== Data provided ==
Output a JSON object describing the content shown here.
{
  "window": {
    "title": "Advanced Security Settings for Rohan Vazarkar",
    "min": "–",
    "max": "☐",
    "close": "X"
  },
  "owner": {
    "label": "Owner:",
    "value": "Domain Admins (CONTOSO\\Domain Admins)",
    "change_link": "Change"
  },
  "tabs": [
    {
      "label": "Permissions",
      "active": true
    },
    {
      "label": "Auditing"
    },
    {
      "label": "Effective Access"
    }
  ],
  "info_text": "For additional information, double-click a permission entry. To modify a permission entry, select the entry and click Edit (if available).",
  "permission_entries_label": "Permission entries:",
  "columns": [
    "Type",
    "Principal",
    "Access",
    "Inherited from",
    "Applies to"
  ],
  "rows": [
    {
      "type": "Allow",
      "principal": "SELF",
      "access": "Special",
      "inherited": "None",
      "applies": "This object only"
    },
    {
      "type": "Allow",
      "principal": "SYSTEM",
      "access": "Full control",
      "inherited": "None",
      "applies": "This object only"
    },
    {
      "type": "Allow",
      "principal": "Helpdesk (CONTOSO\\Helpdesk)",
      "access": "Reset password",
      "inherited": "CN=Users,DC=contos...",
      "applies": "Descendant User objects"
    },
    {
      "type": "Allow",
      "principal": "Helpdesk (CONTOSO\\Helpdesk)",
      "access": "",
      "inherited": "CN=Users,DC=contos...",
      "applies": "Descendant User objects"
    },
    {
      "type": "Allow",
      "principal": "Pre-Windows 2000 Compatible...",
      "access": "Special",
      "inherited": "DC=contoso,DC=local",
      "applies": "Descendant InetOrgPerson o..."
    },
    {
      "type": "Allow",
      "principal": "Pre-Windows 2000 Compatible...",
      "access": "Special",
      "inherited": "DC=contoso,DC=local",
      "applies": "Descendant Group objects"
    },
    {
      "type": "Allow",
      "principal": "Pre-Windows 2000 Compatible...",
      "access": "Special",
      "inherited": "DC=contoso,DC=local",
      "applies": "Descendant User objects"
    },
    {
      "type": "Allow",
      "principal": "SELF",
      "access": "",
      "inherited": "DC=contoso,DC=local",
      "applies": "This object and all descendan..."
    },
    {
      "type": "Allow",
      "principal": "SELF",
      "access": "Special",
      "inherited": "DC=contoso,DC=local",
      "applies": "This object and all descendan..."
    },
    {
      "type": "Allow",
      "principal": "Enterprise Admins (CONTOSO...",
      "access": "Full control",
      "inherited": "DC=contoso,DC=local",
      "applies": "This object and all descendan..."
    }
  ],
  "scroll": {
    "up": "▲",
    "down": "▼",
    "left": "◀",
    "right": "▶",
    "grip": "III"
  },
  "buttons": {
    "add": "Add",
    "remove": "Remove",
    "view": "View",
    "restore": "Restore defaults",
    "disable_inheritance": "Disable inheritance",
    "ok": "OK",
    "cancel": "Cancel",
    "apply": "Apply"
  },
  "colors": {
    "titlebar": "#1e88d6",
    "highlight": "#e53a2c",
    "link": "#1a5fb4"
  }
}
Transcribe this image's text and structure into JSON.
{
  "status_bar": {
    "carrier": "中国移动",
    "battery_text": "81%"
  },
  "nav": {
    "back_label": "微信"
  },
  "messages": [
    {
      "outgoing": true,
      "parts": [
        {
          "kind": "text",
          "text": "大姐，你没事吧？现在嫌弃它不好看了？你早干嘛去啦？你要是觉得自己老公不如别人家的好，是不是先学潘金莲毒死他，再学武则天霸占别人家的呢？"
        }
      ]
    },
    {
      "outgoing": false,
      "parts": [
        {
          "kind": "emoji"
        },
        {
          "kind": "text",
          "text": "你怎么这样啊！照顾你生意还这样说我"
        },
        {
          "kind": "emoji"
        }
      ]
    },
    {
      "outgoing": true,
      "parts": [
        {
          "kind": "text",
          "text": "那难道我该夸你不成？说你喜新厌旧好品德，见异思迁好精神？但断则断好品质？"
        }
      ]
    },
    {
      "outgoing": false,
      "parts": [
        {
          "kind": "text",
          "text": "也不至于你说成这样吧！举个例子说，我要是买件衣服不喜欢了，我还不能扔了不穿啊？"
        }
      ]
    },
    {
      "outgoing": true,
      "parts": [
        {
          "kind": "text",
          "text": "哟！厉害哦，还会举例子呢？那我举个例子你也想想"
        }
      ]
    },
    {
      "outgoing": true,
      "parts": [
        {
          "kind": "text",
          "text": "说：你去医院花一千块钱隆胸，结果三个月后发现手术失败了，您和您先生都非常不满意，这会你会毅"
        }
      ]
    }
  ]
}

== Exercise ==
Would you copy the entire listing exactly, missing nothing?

== Written response ==
Output a JSON object describing the content shown here.
{
  "window": {
    "title": "Advanced Security Settings for Rohan Vazarkar",
    "min": "–",
    "max": "☐",
    "close": "X"
  },
  "owner": {
    "label": "Owner:",
    "value": "Domain Admins (CONTOSO\\Domain Admins)",
    "change_link": "Change"
  },
  "tabs": [
    {
      "label": "Permissions",
      "active": true
    },
    {
      "label": "Auditing"
    },
    {
      "label": "Effective Access"
    }
  ],
  "info_text": "For additional information, double-click a permission entry. To modify a permission entry, select the entry and click Edit (if available).",
  "permission_entries_label": "Permission entries:",
  "columns": [
    "Type",
    "Principal",
    "Access",
    "Inherited from",
    "Applies to"
  ],
  "rows": [
    {
      "type": "Allow",
      "principal": "SELF",
      "access": "Special",
      "inherited": "None",
      "applies": "This object only"
    },
    {
      "type": "Allow",
      "principal": "SYSTEM",
      "access": "Full control",
      "inherited": "None",
      "applies": "This object only"
    },
    {
      "type": "Allow",
      "principal": "Helpdesk (CONTOSO\\Helpdesk)",
      "access": "Reset password",
      "inherited": "CN=Users,DC=contos...",
      "applies": "Descendant User objects"
    },
    {
      "type": "Allow",
      "principal": "Helpdesk (CONTOSO\\Helpdesk)",
      "access": "",
      "inherited": "CN=Users,DC=contos...",
      "applies": "Descendant User objects"
    },
    {
      "type": "Allow",
      "principal": "Pre-Windows 2000 Compatible...",
      "access": "Special",
      "inherited": "DC=contoso,DC=local",
      "applies": "Descendant InetOrgPerson o..."
    },
    {
      "type": "Allow",
      "principal": "Pre-Windows 2000 Compatible...",
      "access": "Special",
      "inherited": "DC=contoso,DC=local",
      "applies": "Descendant Group objects"
    },
    {
      "type": "Allow",
      "principal": "Pre-Windows 2000 Compatible...",
      "access": "Special",
      "inherited": "DC=contoso,DC=local",
      "applies": "Descendant User objects"
    },
    {
      "type": "Allow",
      "principal": "SELF",
      "access": "",
      "inherited": "DC=contoso,DC=local",
      "applies": "This object and all descendan..."
    },
    {
      "type": "Allow",
      "principal": "SELF",
      "access": "Special",
      "inherited": "DC=contoso,DC=local",
      "applies": "This object and all descendan..."
    },
    {
      "type": "Allow",
      "principal": "Enterprise Admins (CONTOSO...",
      "access": "Full control",
      "inherited": "DC=contoso,DC=local",
      "applies": "This object and all descendan..."
    }
  ],
  "scroll": {
    "up": "▲",
    "down": "▼",
    "left": "◀",
    "right": "▶",
    "grip": "III"
  },
  "buttons": {
    "add": "Add",
    "remove": "Remove",
    "view": "View",
    "restore": "Restore defaults",
    "disable_inheritance": "Disable inheritance",
    "ok": "OK",
    "cancel": "Cancel",
    "apply": "Apply"
  },
  "colors": {
    "titlebar": "#1e88d6",
    "highlight": "#e53a2c",
    "link": "#1a5fb4"
  }
}
Transcribe this image's text and structure into JSON.
{
  "status_bar": {
    "carrier": "中国移动",
    "battery_text": "81%"
  },
  "nav": {
    "back_label": "微信"
  },
  "messages": [
    {
      "outgoing": true,
      "parts": [
        {
          "kind": "text",
          "text": "大姐，你没事吧？现在嫌弃它不好看了？你早干嘛去啦？你要是觉得自己老公不如别人家的好，是不是先学潘金莲毒死他，再学武则天霸占别人家的呢？"
        }
      ]
    },
    {
      "outgoing": false,
      "parts": [
        {
          "kind": "emoji"
        },
        {
          "kind": "text",
          "text": "你怎么这样啊！照顾你生意还这样说我"
        },
        {
          "kind": "emoji"
        }
      ]
    },
    {
      "outgoing": true,
      "parts": [
        {
          "kind": "text",
          "text": "那难道我该夸你不成？说你喜新厌旧好品德，见异思迁好精神？但断则断好品质？"
        }
      ]
    },
    {
      "outgoing": false,
      "parts": [
        {
          "kind": "text",
          "text": "也不至于你说成这样吧！举个例子说，我要是买件衣服不喜欢了，我还不能扔了不穿啊？"
        }
      ]
    },
    {
      "outgoing": true,
      "parts": [
        {
          "kind": "text",
          "text": "哟！厉害哦，还会举例子呢？那我举个例子你也想想"
        }
      ]
    },
    {
      "outgoing": true,
      "parts": [
        {
          "kind": "text",
          "text": "说：你去医院花一千块钱隆胸，结果三个月后发现手术失败了，您和您先生都非常不满意，这会你会毅"
        }
      ]
    }
  ]
}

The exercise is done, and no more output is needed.